WHAT YOU ARE ASKED TO DO - Produce a copy of every line in the records that holds the string "localhost".

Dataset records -
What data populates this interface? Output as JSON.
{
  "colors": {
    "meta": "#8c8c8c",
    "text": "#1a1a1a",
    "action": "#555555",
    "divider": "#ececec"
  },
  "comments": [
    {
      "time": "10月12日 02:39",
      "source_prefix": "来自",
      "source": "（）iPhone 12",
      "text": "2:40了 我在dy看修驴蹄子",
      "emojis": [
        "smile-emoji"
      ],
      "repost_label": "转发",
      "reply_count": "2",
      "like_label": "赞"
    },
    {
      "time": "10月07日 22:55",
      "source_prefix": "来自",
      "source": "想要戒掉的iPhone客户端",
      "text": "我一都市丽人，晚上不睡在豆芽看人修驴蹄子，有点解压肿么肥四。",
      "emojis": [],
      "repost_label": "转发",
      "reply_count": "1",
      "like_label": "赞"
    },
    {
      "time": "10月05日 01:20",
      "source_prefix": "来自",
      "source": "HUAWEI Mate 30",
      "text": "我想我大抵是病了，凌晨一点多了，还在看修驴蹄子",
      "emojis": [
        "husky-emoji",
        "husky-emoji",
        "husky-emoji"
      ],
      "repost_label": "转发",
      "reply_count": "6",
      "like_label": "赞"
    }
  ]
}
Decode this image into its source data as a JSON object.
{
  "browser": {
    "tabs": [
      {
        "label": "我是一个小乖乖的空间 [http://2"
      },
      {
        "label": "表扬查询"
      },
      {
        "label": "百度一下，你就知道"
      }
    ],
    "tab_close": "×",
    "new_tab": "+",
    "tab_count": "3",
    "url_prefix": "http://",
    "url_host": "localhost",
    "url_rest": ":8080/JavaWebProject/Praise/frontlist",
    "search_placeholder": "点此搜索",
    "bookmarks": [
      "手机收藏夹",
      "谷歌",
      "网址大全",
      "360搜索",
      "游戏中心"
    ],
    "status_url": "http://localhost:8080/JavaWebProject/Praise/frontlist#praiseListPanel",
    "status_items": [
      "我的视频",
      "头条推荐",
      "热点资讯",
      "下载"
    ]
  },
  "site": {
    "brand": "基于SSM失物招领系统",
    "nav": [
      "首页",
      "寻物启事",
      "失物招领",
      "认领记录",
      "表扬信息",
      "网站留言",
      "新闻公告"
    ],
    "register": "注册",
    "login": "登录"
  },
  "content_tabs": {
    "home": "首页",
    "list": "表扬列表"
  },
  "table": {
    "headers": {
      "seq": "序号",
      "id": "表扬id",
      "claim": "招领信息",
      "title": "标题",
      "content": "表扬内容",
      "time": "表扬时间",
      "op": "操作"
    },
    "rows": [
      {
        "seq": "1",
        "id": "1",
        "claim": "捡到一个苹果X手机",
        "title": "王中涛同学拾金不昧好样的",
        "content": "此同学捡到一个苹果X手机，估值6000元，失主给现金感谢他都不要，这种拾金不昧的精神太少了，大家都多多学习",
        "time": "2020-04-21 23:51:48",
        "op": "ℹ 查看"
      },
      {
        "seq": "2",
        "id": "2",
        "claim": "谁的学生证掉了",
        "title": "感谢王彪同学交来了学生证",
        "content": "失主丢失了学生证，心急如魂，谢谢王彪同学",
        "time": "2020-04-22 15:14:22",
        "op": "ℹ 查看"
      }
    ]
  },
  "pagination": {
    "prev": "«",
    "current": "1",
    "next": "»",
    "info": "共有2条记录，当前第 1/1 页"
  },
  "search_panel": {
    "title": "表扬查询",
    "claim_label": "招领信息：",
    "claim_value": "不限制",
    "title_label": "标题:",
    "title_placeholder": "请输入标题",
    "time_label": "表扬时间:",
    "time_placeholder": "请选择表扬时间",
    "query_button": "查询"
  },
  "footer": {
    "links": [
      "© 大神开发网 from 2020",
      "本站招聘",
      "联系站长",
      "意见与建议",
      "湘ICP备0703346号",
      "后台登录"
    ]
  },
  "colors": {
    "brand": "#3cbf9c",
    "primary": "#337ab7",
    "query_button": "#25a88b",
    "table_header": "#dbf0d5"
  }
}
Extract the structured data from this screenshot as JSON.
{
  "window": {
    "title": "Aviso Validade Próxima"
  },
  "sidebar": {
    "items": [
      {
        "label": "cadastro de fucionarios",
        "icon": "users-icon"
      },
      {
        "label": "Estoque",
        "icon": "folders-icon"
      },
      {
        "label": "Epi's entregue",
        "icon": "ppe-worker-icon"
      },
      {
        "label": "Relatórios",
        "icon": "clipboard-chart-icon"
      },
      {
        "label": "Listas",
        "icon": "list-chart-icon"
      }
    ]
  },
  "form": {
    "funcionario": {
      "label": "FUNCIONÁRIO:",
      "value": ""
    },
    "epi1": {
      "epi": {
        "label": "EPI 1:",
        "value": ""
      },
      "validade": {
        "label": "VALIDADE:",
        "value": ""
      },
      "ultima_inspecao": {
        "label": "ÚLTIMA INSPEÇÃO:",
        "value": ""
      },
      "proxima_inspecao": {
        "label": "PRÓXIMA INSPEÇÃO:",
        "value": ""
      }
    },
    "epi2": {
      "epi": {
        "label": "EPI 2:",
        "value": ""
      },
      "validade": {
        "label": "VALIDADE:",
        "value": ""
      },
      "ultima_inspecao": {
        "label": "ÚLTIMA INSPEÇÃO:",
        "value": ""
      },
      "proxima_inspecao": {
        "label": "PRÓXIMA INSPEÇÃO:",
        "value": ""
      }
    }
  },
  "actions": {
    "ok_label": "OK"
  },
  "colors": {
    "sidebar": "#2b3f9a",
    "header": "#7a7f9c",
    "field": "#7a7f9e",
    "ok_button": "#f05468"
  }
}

PROBLEM SOLUTION -
    "url_host": "localhost",
    "status_url": "http://localhost:8080/JavaWebProject/Praise/frontlist#praiseListPanel",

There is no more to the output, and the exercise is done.